ABOUT THIS EXERCISE: The lines needed are those below that contain the word "involved"; copy each one.

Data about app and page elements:
======
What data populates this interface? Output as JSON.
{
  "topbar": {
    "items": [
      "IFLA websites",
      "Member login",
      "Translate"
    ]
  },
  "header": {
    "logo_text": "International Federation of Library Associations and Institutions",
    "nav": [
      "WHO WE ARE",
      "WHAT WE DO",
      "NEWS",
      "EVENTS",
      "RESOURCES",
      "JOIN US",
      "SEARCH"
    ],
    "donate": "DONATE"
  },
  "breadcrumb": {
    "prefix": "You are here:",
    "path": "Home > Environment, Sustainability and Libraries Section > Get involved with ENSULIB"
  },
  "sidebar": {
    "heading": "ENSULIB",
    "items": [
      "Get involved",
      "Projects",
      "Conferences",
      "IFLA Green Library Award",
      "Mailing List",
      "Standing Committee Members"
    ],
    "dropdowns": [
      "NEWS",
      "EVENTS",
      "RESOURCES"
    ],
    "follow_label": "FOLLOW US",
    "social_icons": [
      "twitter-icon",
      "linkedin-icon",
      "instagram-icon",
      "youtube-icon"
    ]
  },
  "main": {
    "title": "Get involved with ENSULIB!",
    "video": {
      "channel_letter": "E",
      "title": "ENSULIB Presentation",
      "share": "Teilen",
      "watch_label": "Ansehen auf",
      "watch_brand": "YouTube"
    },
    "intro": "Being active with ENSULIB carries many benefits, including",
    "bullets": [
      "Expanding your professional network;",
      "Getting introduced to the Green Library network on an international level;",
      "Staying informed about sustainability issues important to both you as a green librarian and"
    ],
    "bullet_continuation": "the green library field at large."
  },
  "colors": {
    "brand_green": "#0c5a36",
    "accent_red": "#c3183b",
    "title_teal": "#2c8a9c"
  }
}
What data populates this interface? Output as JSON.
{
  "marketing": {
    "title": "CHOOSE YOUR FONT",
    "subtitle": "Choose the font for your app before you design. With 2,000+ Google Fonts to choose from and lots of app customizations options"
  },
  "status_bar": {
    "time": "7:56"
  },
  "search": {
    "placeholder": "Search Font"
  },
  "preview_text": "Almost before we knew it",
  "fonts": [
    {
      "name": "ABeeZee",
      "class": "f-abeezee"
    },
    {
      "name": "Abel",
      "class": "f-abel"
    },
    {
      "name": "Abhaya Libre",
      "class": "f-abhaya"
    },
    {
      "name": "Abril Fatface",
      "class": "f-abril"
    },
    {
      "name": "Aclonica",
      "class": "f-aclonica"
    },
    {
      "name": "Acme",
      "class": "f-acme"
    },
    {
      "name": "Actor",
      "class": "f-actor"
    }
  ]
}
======
RESPONSE TO THIS TASK:
    "path": "Home > Environment, Sustainability and Libraries Section > Get involved with ENSULIB"
      "Get involved",
    "title": "Get involved with ENSULIB!",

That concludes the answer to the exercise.